I finished off the year with The Southeast Review’s 30-day writer’s regimen. At first, I was reluctant. Writing? During the holidays? Actually, it kept me writing during the holidays. I missed a prompt here and there, but I wrote something for nearly all of them. According to the website, it looks like they’re launching all new material in February 2013. Mark your calendars! I highly recommend this. I had a blast doing it.

And that’s my writing year. I think it was a good one.

2 Comments

Filed under Geek Girl's Guide, Writing, YA

Even more Betsy, Tacy, Tib … and me!

The flyer pretty much says it all:

You can also find more information on the event here. I’m excited, and nervous, and all wound up in general. With a little luck, I’ll be able to give a report sometime next week.

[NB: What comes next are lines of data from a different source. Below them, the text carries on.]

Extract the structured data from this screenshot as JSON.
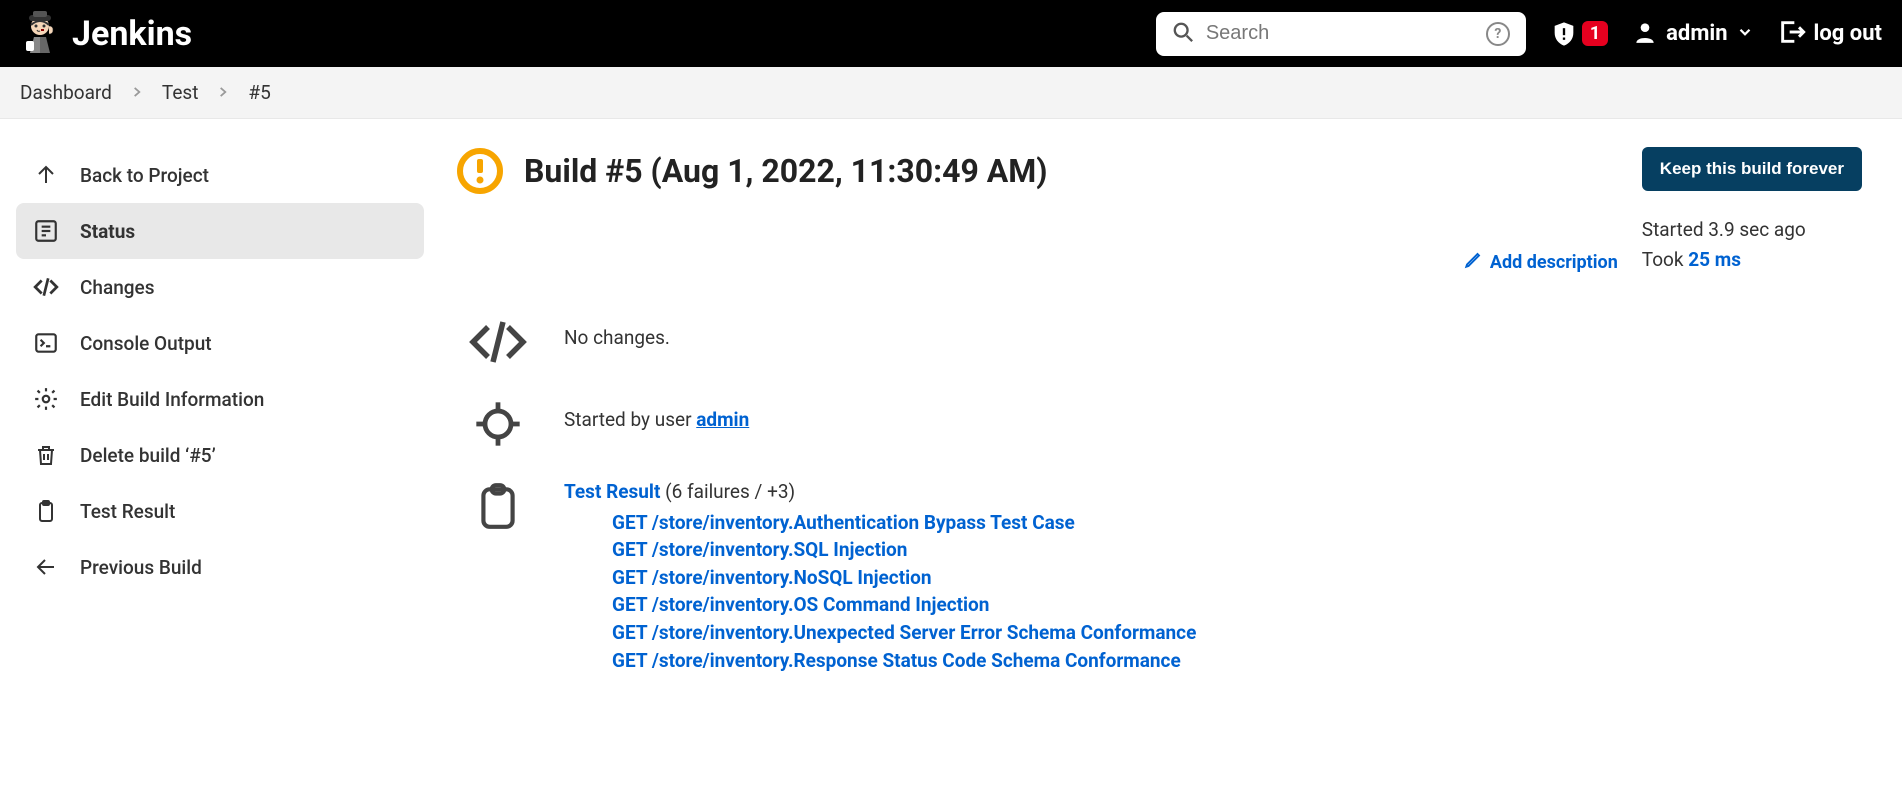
{
  "header": {
    "app_name": "Jenkins",
    "search_placeholder": "Search",
    "alert_count": "1",
    "user_name": "admin",
    "logout_label": "log out"
  },
  "breadcrumb": {
    "items": [
      "Dashboard",
      "Test",
      "#5"
    ]
  },
  "sidebar": {
    "items": [
      {
        "label": "Back to Project",
        "icon": "arrow-up"
      },
      {
        "label": "Status",
        "icon": "status",
        "active": true
      },
      {
        "label": "Changes",
        "icon": "code"
      },
      {
        "label": "Console Output",
        "icon": "terminal"
      },
      {
        "label": "Edit Build Information",
        "icon": "gear"
      },
      {
        "label": "Delete build ‘#5’",
        "icon": "trash"
      },
      {
        "label": "Test Result",
        "icon": "clipboard"
      },
      {
        "label": "Previous Build",
        "icon": "arrow-left"
      }
    ]
  },
  "main": {
    "title": "Build #5 (Aug 1, 2022, 11:30:49 AM)",
    "add_description": "Add description",
    "keep_button": "Keep this build forever",
    "meta_started": "Started 3.9 sec ago",
    "meta_took_prefix": "Took ",
    "meta_took_value": "25 ms",
    "no_changes": "No changes.",
    "started_by_prefix": "Started by user ",
    "started_by_user": "admin",
    "test_result_label": "Test Result",
    "test_result_summary": "(6 failures / +3)",
    "failures": [
      "GET /store/inventory.Authentication Bypass Test Case",
      "GET /store/inventory.SQL Injection",
      "GET /store/inventory.NoSQL Injection",
      "GET /store/inventory.OS Command Injection",
      "GET /store/inventory.Unexpected Server Error Schema Conformance",
      "GET /store/inventory.Response Status Code Schema Conformance"
    ]
  },
  "colors": {
    "link": "#0062d1",
    "warn": "#f7a500",
    "alert": "#e6001f",
    "btn_dark": "#063f61"
  }
}
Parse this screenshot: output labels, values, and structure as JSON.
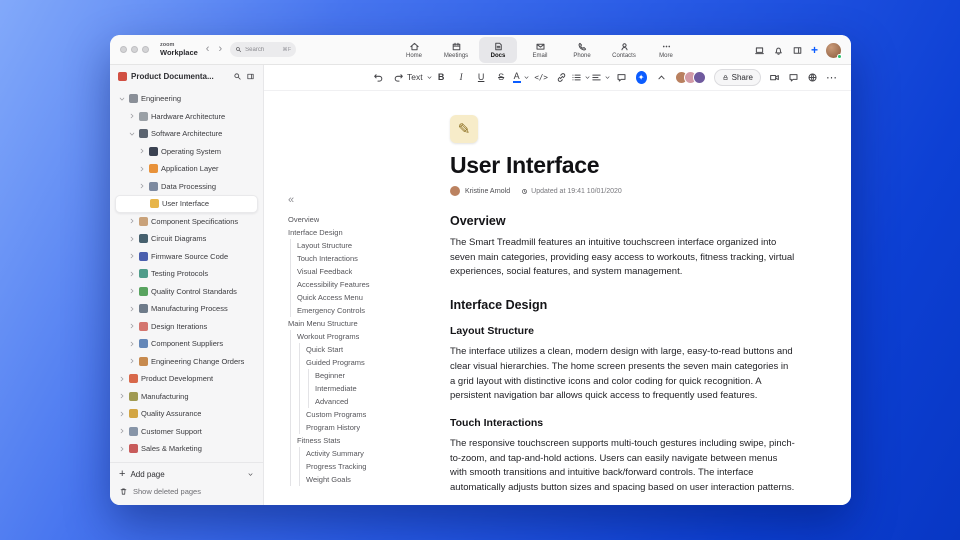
{
  "colors": {
    "accent": "#0B5CFF",
    "status_online": "#27c26c",
    "outline_guide": "#e3e3e6"
  },
  "titlebar": {
    "brand_top": "zoom",
    "brand_bottom": "Workplace",
    "search_placeholder": "Search",
    "search_shortcut": "⌘F"
  },
  "topnav": {
    "tabs": [
      {
        "label": "Home",
        "icon": "home-icon",
        "active": false
      },
      {
        "label": "Meetings",
        "icon": "calendar-icon",
        "active": false
      },
      {
        "label": "Docs",
        "icon": "docs-icon",
        "active": true
      },
      {
        "label": "Email",
        "icon": "mail-icon",
        "active": false
      },
      {
        "label": "Phone",
        "icon": "phone-icon",
        "active": false
      },
      {
        "label": "Contacts",
        "icon": "contacts-icon",
        "active": false
      },
      {
        "label": "More",
        "icon": "more-icon",
        "active": false
      }
    ]
  },
  "sidebar": {
    "workspace_label": "Product Documenta...",
    "workspace_icon_color": "#d14f42",
    "tree": [
      {
        "label": "Engineering",
        "level": 0,
        "chevron": "down",
        "icon": "gear-icon",
        "icon_color": "#8a8f98"
      },
      {
        "label": "Hardware Architecture",
        "level": 1,
        "chevron": "right",
        "icon": "wrench-icon",
        "icon_color": "#9aa0a6"
      },
      {
        "label": "Software Architecture",
        "level": 1,
        "chevron": "down",
        "icon": "laptop-icon",
        "icon_color": "#5b6470"
      },
      {
        "label": "Operating System",
        "level": 2,
        "chevron": "right",
        "icon": "system-icon",
        "icon_color": "#3b4252"
      },
      {
        "label": "Application Layer",
        "level": 2,
        "chevron": "right",
        "icon": "package-icon",
        "icon_color": "#e8923a"
      },
      {
        "label": "Data Processing",
        "level": 2,
        "chevron": "right",
        "icon": "data-chart-icon",
        "icon_color": "#7d8aa0"
      },
      {
        "label": "User Interface",
        "level": 2,
        "chevron": null,
        "icon": "memo-icon",
        "icon_color": "#e7b54a",
        "selected": true
      },
      {
        "label": "Component Specifications",
        "level": 1,
        "chevron": "right",
        "icon": "clipboard-icon",
        "icon_color": "#c9a27a"
      },
      {
        "label": "Circuit Diagrams",
        "level": 1,
        "chevron": "right",
        "icon": "plug-icon",
        "icon_color": "#46606e"
      },
      {
        "label": "Firmware Source Code",
        "level": 1,
        "chevron": "right",
        "icon": "floppy-icon",
        "icon_color": "#4a5fae"
      },
      {
        "label": "Testing Protocols",
        "level": 1,
        "chevron": "right",
        "icon": "testtube-icon",
        "icon_color": "#4f9c8a"
      },
      {
        "label": "Quality Control Standards",
        "level": 1,
        "chevron": "right",
        "icon": "check-icon",
        "icon_color": "#58a35f"
      },
      {
        "label": "Manufacturing Process",
        "level": 1,
        "chevron": "right",
        "icon": "factory-icon",
        "icon_color": "#6e7b8a"
      },
      {
        "label": "Design Iterations",
        "level": 1,
        "chevron": "right",
        "icon": "palette-icon",
        "icon_color": "#d4766f"
      },
      {
        "label": "Component Suppliers",
        "level": 1,
        "chevron": "right",
        "icon": "building-icon",
        "icon_color": "#6487b8"
      },
      {
        "label": "Engineering Change Orders",
        "level": 1,
        "chevron": "right",
        "icon": "change-order-icon",
        "icon_color": "#c78a4e"
      },
      {
        "label": "Product Development",
        "level": 0,
        "chevron": "right",
        "icon": "rocket-icon",
        "icon_color": "#d8684a"
      },
      {
        "label": "Manufacturing",
        "level": 0,
        "chevron": "right",
        "icon": "factory-icon",
        "icon_color": "#a09a52"
      },
      {
        "label": "Quality Assurance",
        "level": 0,
        "chevron": "right",
        "icon": "badge-icon",
        "icon_color": "#d2a544"
      },
      {
        "label": "Customer Support",
        "level": 0,
        "chevron": "right",
        "icon": "speech-icon",
        "icon_color": "#8795a8"
      },
      {
        "label": "Sales & Marketing",
        "level": 0,
        "chevron": "right",
        "icon": "trend-icon",
        "icon_color": "#c85b5b"
      }
    ],
    "add_page_label": "Add page",
    "show_deleted_label": "Show deleted pages"
  },
  "outline": {
    "items": [
      {
        "label": "Overview",
        "level": 0
      },
      {
        "label": "Interface Design",
        "level": 0
      },
      {
        "label": "Layout Structure",
        "level": 1
      },
      {
        "label": "Touch Interactions",
        "level": 1
      },
      {
        "label": "Visual Feedback",
        "level": 1
      },
      {
        "label": "Accessibility Features",
        "level": 1
      },
      {
        "label": "Quick Access Menu",
        "level": 1
      },
      {
        "label": "Emergency Controls",
        "level": 1
      },
      {
        "label": "Main Menu Structure",
        "level": 0
      },
      {
        "label": "Workout Programs",
        "level": 1
      },
      {
        "label": "Quick Start",
        "level": 2
      },
      {
        "label": "Guided Programs",
        "level": 2
      },
      {
        "label": "Beginner",
        "level": 3
      },
      {
        "label": "Intermediate",
        "level": 3
      },
      {
        "label": "Advanced",
        "level": 3
      },
      {
        "label": "Custom Programs",
        "level": 2
      },
      {
        "label": "Program History",
        "level": 2
      },
      {
        "label": "Fitness Stats",
        "level": 1
      },
      {
        "label": "Activity Summary",
        "level": 2
      },
      {
        "label": "Progress Tracking",
        "level": 2
      },
      {
        "label": "Weight Goals",
        "level": 2
      }
    ]
  },
  "editor_toolbar": {
    "buttons": [
      {
        "name": "undo"
      },
      {
        "name": "redo"
      },
      {
        "name": "text-style",
        "label": "Text",
        "caret": true
      },
      {
        "name": "bold",
        "label": "B"
      },
      {
        "name": "italic",
        "label": "I"
      },
      {
        "name": "underline",
        "label": "U"
      },
      {
        "name": "strikethrough",
        "label": "S"
      },
      {
        "name": "text-color",
        "label": "A",
        "caret": true
      },
      {
        "name": "code",
        "label": "</>"
      },
      {
        "name": "link"
      },
      {
        "name": "bulleted-list",
        "caret": true
      },
      {
        "name": "alignment",
        "caret": true
      },
      {
        "name": "comment"
      },
      {
        "name": "ai-companion"
      },
      {
        "name": "collapse-toolbar"
      }
    ],
    "share_label": "Share",
    "avatars": [
      "#b9805f",
      "#d29aa6",
      "#6f5a9e"
    ]
  },
  "document": {
    "title": "User Interface",
    "author": "Kristine Arnold",
    "updated": "Updated at 19:41 10/01/2020",
    "sections": [
      {
        "type": "h1",
        "text": "Overview"
      },
      {
        "type": "p",
        "text": "The Smart Treadmill features an intuitive touchscreen interface organized into seven main categories, providing easy access to workouts, fitness tracking, virtual experiences, social features, and system management."
      },
      {
        "type": "h1",
        "text": "Interface Design"
      },
      {
        "type": "h2",
        "text": "Layout Structure"
      },
      {
        "type": "p",
        "text": "The interface utilizes a clean, modern design with large, easy-to-read buttons and clear visual hierarchies. The home screen presents the seven main categories in a grid layout with distinctive icons and color coding for quick recognition. A persistent navigation bar allows quick access to frequently used features."
      },
      {
        "type": "h2",
        "text": "Touch Interactions"
      },
      {
        "type": "p",
        "text": "The responsive touchscreen supports multi-touch gestures including swipe, pinch-to-zoom, and tap-and-hold actions. Users can easily navigate between menus with smooth transitions and intuitive back/forward controls. The interface automatically adjusts button sizes and spacing based on user interaction patterns."
      }
    ]
  }
}
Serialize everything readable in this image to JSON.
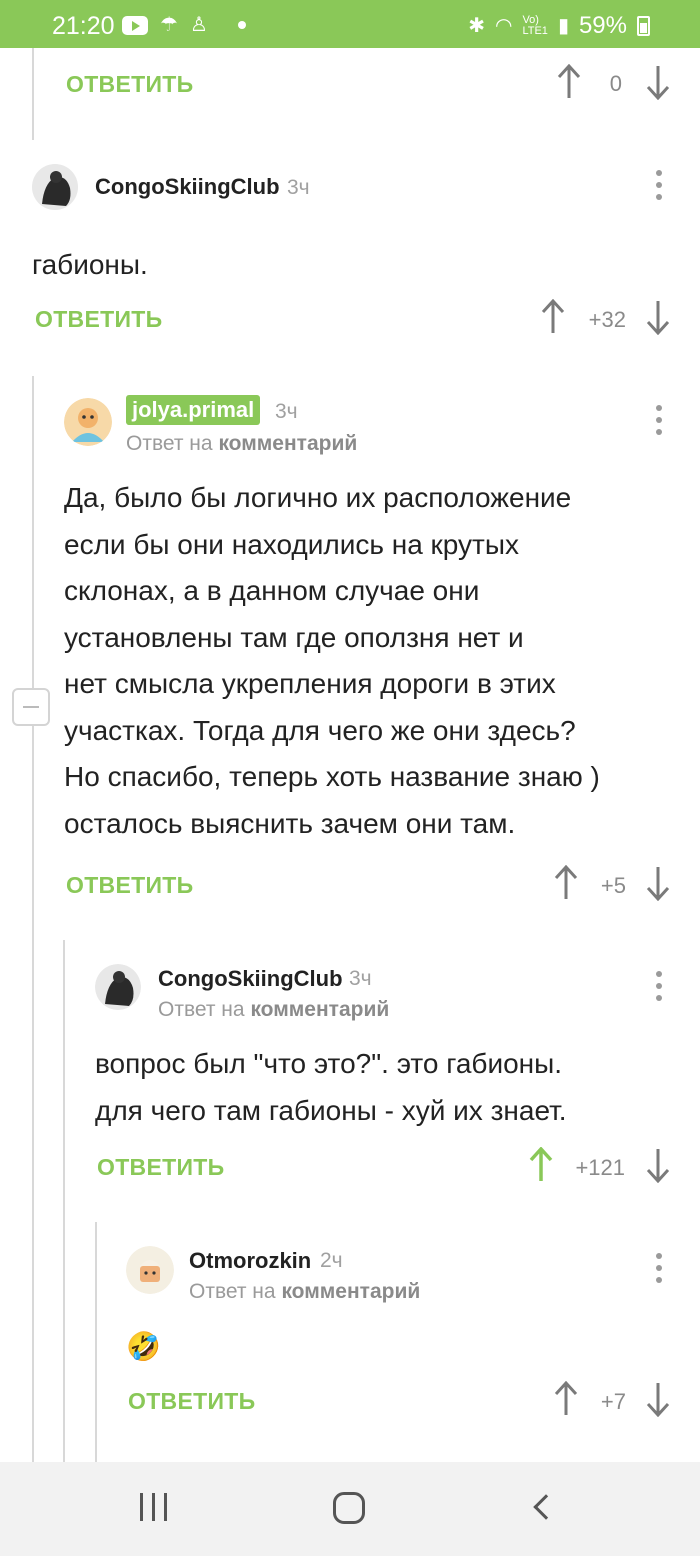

I also hope to share a little bit of news as well. We’ll see.

In the meantime, I’m excited, and nervous, and all wound up in general.

1 Comment

Filed under Books, Geek Girl's Guide, Promo, Reading, Reading & Writing, YA

Betsy, Tacy, Tib … and me!

Remember way back in May when I waxed nostalgic about Betsy-Tacy books over at Jennifer Hubbard’s blog?

Well, one thing led to another (as things are wont to do) and I will be on the author panel and signing books on July 21, 2012 at the Betsy-Tacy Convention in my hometown of Mankato, Minnesota.

Am I excited? Completely. Is Kyra, who will be going with me? Also completely. We will, of course, need new outfits befitting such an event.

It just goes to show you: You never know where your writing might take you. In my case, it’s taking me back home–and I couldn’t be happier.

8 Comments

Filed under Books, Geek Girl's Guide, Promo, Reading, Writing, YA